Exercise requirements. If a line in the entries contains the string "number", include that line in your answer.

Provided data.
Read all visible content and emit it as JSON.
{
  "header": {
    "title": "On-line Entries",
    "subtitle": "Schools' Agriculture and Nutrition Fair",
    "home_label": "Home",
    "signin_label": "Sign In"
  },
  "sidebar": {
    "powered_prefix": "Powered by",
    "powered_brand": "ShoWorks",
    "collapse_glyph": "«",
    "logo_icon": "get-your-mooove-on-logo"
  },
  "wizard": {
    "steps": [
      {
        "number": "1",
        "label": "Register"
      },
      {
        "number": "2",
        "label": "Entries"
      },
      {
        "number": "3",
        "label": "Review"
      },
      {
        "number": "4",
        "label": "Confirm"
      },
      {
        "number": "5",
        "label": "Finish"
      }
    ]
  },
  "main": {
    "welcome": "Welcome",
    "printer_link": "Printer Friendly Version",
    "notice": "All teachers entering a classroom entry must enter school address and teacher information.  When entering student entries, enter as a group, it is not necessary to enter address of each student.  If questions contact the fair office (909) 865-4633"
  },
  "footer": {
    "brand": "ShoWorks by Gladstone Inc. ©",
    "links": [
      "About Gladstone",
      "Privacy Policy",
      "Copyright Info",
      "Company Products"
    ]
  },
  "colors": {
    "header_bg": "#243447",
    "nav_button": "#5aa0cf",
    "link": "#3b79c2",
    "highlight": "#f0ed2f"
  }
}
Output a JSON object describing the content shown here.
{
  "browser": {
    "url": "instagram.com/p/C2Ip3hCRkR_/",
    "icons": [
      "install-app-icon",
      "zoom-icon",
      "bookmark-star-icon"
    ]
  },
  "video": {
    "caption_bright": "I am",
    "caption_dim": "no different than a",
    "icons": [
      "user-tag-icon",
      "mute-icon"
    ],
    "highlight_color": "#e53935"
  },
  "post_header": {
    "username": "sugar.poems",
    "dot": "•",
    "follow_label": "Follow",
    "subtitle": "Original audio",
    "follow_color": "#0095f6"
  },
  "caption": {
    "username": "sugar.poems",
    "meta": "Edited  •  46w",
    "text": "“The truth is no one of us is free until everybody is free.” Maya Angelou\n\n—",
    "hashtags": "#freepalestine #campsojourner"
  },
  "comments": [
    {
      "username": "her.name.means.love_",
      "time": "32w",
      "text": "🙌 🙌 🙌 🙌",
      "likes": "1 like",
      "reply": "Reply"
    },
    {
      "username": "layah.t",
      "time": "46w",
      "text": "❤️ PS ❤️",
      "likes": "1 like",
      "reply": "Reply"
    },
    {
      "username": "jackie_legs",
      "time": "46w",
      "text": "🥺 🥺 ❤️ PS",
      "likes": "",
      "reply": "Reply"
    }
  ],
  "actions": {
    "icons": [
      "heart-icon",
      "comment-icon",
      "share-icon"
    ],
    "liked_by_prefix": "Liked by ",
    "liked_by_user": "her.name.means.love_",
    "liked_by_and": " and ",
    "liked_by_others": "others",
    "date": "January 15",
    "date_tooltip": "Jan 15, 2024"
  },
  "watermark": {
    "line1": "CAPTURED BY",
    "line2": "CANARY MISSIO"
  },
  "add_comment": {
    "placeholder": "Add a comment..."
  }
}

Written response.
        "number": "1",
        "number": "2",
        "number": "3",
        "number": "4",
        "number": "5",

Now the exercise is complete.